BRIEF -> What follows is a set of records, each of which is to be written out exactly.

RECORDS ->
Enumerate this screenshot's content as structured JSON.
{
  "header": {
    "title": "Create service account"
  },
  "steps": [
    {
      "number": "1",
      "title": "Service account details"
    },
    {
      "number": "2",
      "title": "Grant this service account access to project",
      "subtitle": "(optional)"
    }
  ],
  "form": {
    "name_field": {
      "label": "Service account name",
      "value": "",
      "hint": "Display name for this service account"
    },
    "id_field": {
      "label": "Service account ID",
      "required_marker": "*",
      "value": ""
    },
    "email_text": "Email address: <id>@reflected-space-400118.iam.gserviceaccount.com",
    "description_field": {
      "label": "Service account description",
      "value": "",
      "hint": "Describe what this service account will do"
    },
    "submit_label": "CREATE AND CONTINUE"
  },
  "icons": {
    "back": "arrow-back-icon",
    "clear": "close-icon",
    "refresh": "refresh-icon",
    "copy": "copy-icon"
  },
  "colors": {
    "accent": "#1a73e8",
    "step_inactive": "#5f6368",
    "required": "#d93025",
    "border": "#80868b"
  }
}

EXERCISE RESULT ->
Enumerate this screenshot's content as structured JSON.
{
  "header": {
    "title": "Create service account"
  },
  "steps": [
    {
      "number": "1",
      "title": "Service account details"
    },
    {
      "number": "2",
      "title": "Grant this service account access to project",
      "subtitle": "(optional)"
    }
  ],
  "form": {
    "name_field": {
      "label": "Service account name",
      "value": "",
      "hint": "Display name for this service account"
    },
    "id_field": {
      "label": "Service account ID",
      "required_marker": "*",
      "value": ""
    },
    "email_text": "Email address: <id>@reflected-space-400118.iam.gserviceaccount.com",
    "description_field": {
      "label": "Service account description",
      "value": "",
      "hint": "Describe what this service account will do"
    },
    "submit_label": "CREATE AND CONTINUE"
  },
  "icons": {
    "back": "arrow-back-icon",
    "clear": "close-icon",
    "refresh": "refresh-icon",
    "copy": "copy-icon"
  },
  "colors": {
    "accent": "#1a73e8",
    "step_inactive": "#5f6368",
    "required": "#d93025",
    "border": "#80868b"
  }
}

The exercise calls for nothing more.